Available data:
++++++

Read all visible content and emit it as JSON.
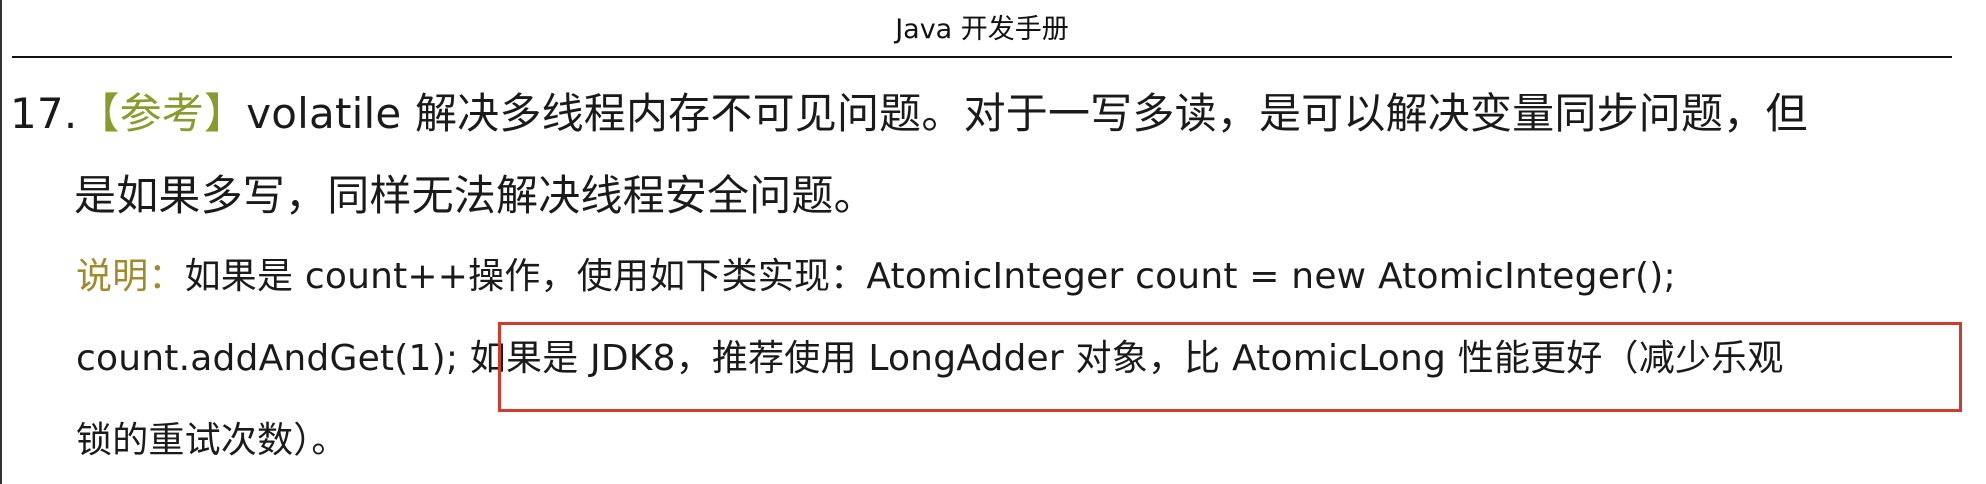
{
  "header": {
    "title": "Java 开发手册"
  },
  "rule": {
    "number": "17.",
    "tag": "【参考】",
    "line1": "volatile 解决多线程内存不可见问题。对于一写多读，是可以解决变量同步问题，但",
    "line2": "是如果多写，同样无法解决线程安全问题。"
  },
  "note": {
    "label": "说明：",
    "line1": "如果是 count++操作，使用如下类实现：AtomicInteger count = new AtomicInteger();",
    "line2_pre": "count.addAndGet(1); ",
    "line2_highlight": "如果是 JDK8，推荐使用 LongAdder 对象，比 AtomicLong 性能更好（减少乐观",
    "line3": "锁的重试次数）。"
  },
  "colors": {
    "tag": "#8a9a2b",
    "note_label": "#a08a2e",
    "highlight_border": "#d33a2c"
  }
}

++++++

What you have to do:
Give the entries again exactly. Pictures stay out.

Expected output:
Read all visible content and emit it as JSON.
{
  "header": {
    "title": "Java 开发手册"
  },
  "rule": {
    "number": "17.",
    "tag": "【参考】",
    "line1": "volatile 解决多线程内存不可见问题。对于一写多读，是可以解决变量同步问题，但",
    "line2": "是如果多写，同样无法解决线程安全问题。"
  },
  "note": {
    "label": "说明：",
    "line1": "如果是 count++操作，使用如下类实现：AtomicInteger count = new AtomicInteger();",
    "line2_pre": "count.addAndGet(1); ",
    "line2_highlight": "如果是 JDK8，推荐使用 LongAdder 对象，比 AtomicLong 性能更好（减少乐观",
    "line3": "锁的重试次数）。"
  },
  "colors": {
    "tag": "#8a9a2b",
    "note_label": "#a08a2e",
    "highlight_border": "#d33a2c"
  }
}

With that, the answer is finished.